WORK ITEM: Which lines of the data include the string "Read"? List them all.

•••

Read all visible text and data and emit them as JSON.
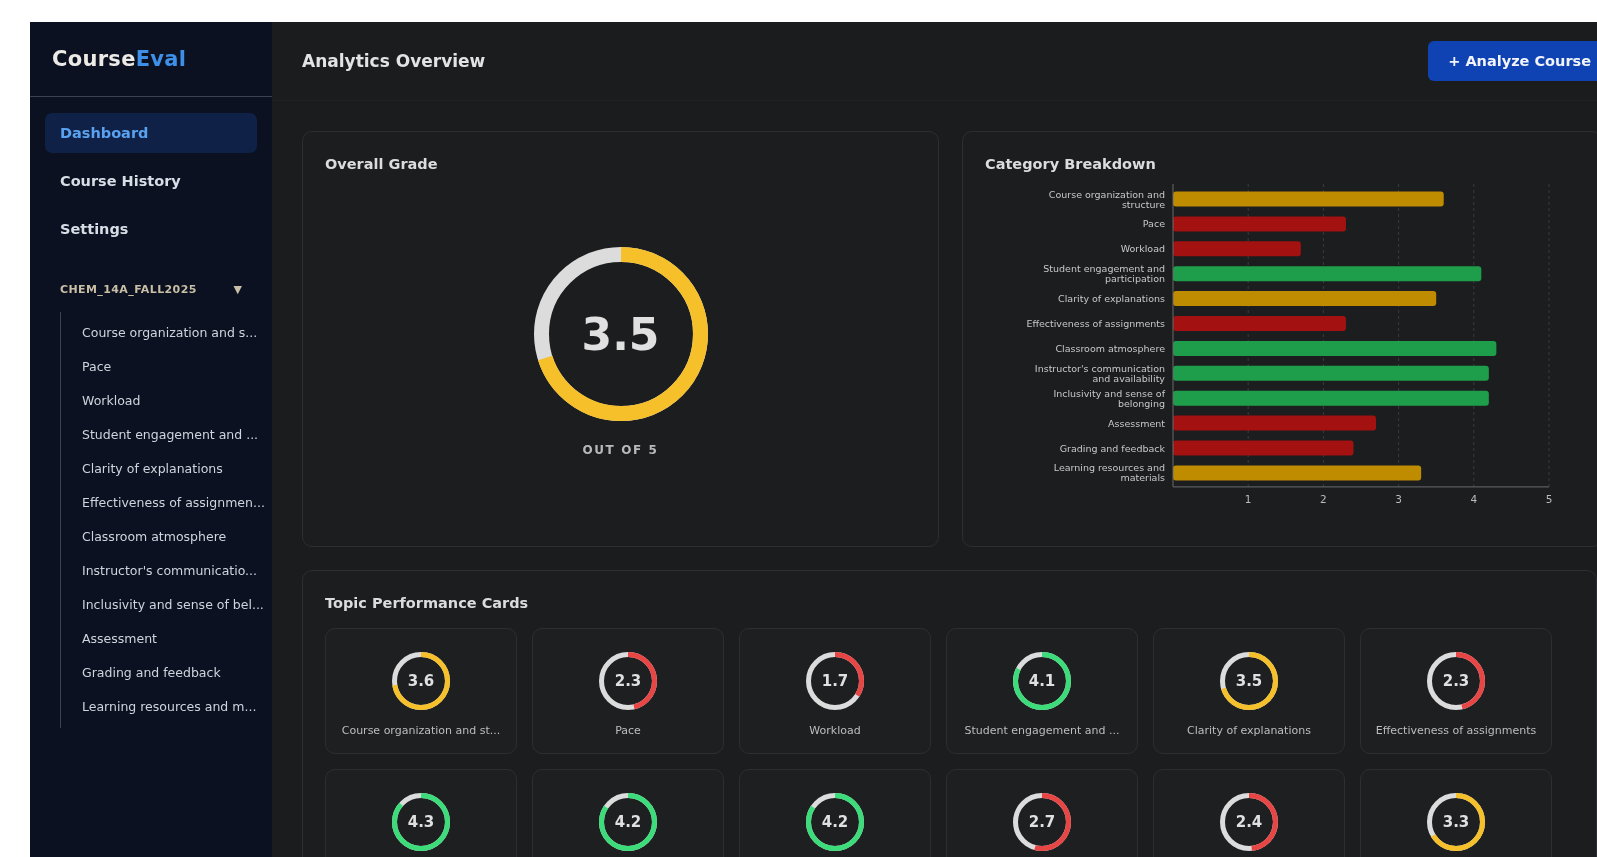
{
  "sidebar": {
    "logo": {
      "first": "Course",
      "second": "Eval"
    },
    "nav": [
      {
        "label": "Dashboard",
        "selected": true
      },
      {
        "label": "Course History",
        "selected": false
      },
      {
        "label": "Settings",
        "selected": false
      }
    ],
    "course": {
      "title": "CHEM_14A_FALL2025",
      "toggle": "▼",
      "expanded": true,
      "items": [
        "Course organization and s...",
        "Pace",
        "Workload",
        "Student engagement and ...",
        "Clarity of explanations",
        "Effectiveness of assignmen...",
        "Classroom atmosphere",
        "Instructor's communicatio...",
        "Inclusivity and sense of bel...",
        "Assessment",
        "Grading and feedback",
        "Learning resources and m..."
      ]
    }
  },
  "header": {
    "title": "Analytics Overview",
    "button": "+ Analyze Course"
  },
  "overall": {
    "title": "Overall Grade",
    "value": "3.5",
    "caption": "OUT OF 5",
    "color": "#f5c02a"
  },
  "breakdown": {
    "title": "Category Breakdown",
    "chart_data": {
      "type": "bar",
      "orientation": "horizontal",
      "categories": [
        "Course organization and structure",
        "Pace",
        "Workload",
        "Student engagement and participation",
        "Clarity of explanations",
        "Effectiveness of assignments",
        "Classroom atmosphere",
        "Instructor's communication and availability",
        "Inclusivity and sense of belonging",
        "Assessment",
        "Grading and feedback",
        "Learning resources and materials"
      ],
      "values": [
        3.6,
        2.3,
        1.7,
        4.1,
        3.5,
        2.3,
        4.3,
        4.2,
        4.2,
        2.7,
        2.4,
        3.3
      ],
      "xlim": [
        0,
        5
      ],
      "xticks": [
        1,
        2,
        3,
        4,
        5
      ],
      "grid": true
    }
  },
  "topics": {
    "title": "Topic Performance Cards",
    "cards": [
      {
        "value": "3.6",
        "color": "#f5c02a",
        "label": "Course organization and st..."
      },
      {
        "value": "2.3",
        "color": "#e84545",
        "label": "Pace"
      },
      {
        "value": "1.7",
        "color": "#e84545",
        "label": "Workload"
      },
      {
        "value": "4.1",
        "color": "#3ddc7a",
        "label": "Student engagement and ..."
      },
      {
        "value": "3.5",
        "color": "#f5c02a",
        "label": "Clarity of explanations"
      },
      {
        "value": "2.3",
        "color": "#e84545",
        "label": "Effectiveness of assignments"
      },
      {
        "value": "4.3",
        "color": "#3ddc7a"
      },
      {
        "value": "4.2",
        "color": "#3ddc7a"
      },
      {
        "value": "4.2",
        "color": "#3ddc7a"
      },
      {
        "value": "2.7",
        "color": "#e84545"
      },
      {
        "value": "2.4",
        "color": "#e84545"
      },
      {
        "value": "3.3",
        "color": "#f5c02a"
      }
    ]
  }
}
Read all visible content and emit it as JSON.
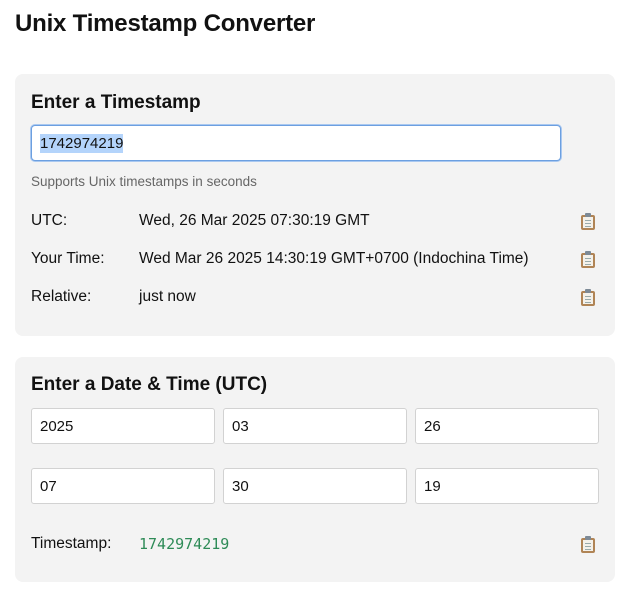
{
  "page": {
    "title": "Unix Timestamp Converter"
  },
  "timestamp_section": {
    "title": "Enter a Timestamp",
    "input_value": "1742974219",
    "hint": "Supports Unix timestamps in seconds",
    "rows": [
      {
        "label": "UTC:",
        "value": "Wed, 26 Mar 2025 07:30:19 GMT"
      },
      {
        "label": "Your Time:",
        "value": "Wed Mar 26 2025 14:30:19 GMT+0700 (Indochina Time)"
      },
      {
        "label": "Relative:",
        "value": "just now"
      }
    ]
  },
  "datetime_section": {
    "title": "Enter a Date & Time (UTC)",
    "year": "2025",
    "month": "03",
    "day": "26",
    "hour": "07",
    "minute": "30",
    "second": "19",
    "result_label": "Timestamp:",
    "result_value": "1742974219"
  },
  "icons": {
    "copy": "clipboard-icon"
  },
  "colors": {
    "timestamp_result": "#2e8b57",
    "selection": "#b4d4fb",
    "focus_border": "#6c9fe0"
  }
}
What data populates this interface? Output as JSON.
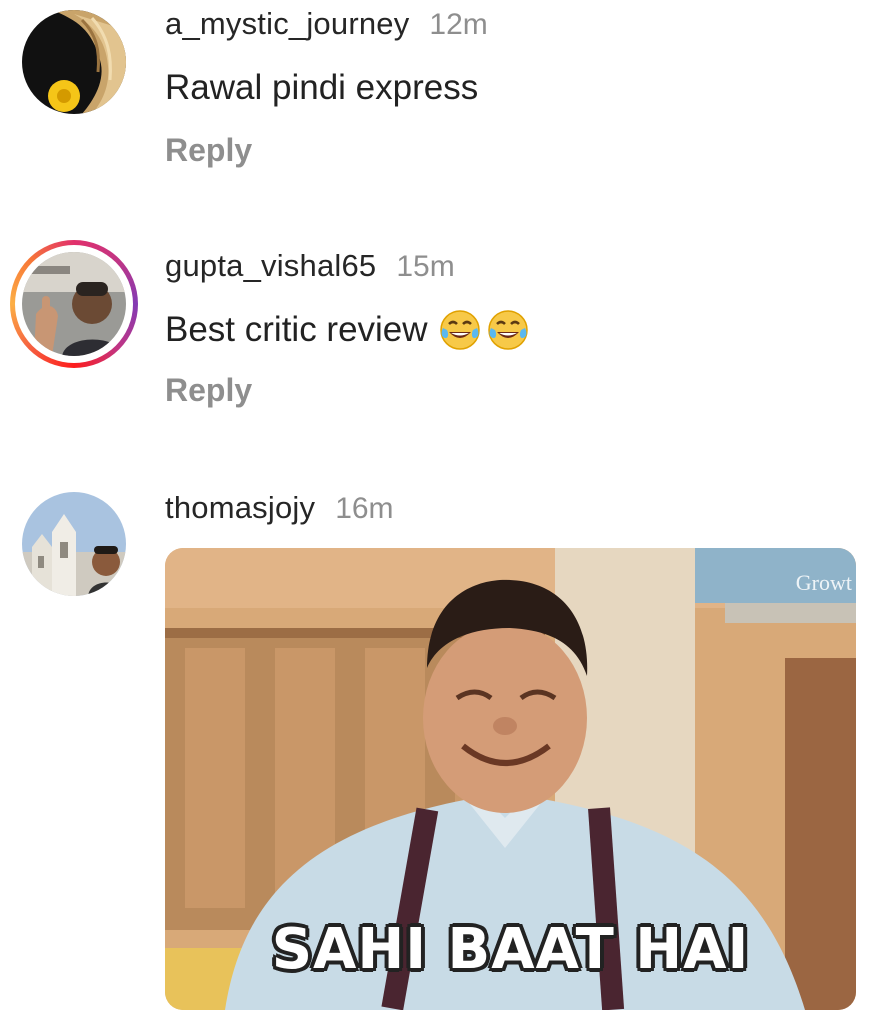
{
  "comments": [
    {
      "username": "a_mystic_journey",
      "time": "12m",
      "text": "Rawal pindi express",
      "reply_label": "Reply",
      "avatar_icon": "avatar-hair-flower"
    },
    {
      "username": "gupta_vishal65",
      "time": "15m",
      "text": "Best critic review",
      "emojis": [
        "face-with-tears-of-joy-icon",
        "face-with-tears-of-joy-icon"
      ],
      "reply_label": "Reply",
      "avatar_icon": "avatar-man-story-ring"
    },
    {
      "username": "thomasjojy",
      "time": "16m",
      "avatar_icon": "avatar-church",
      "gif": {
        "caption": "SAHI BAAT HAI",
        "watermark": "Growt"
      }
    }
  ],
  "colors": {
    "username": "#262626",
    "secondary": "#8e8e8e",
    "story_ring": "#e1306c"
  }
}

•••

WRITTEN ANSWER:
Read all visible text and data and emit them as JSON.
Read all visible content and emit it as JSON.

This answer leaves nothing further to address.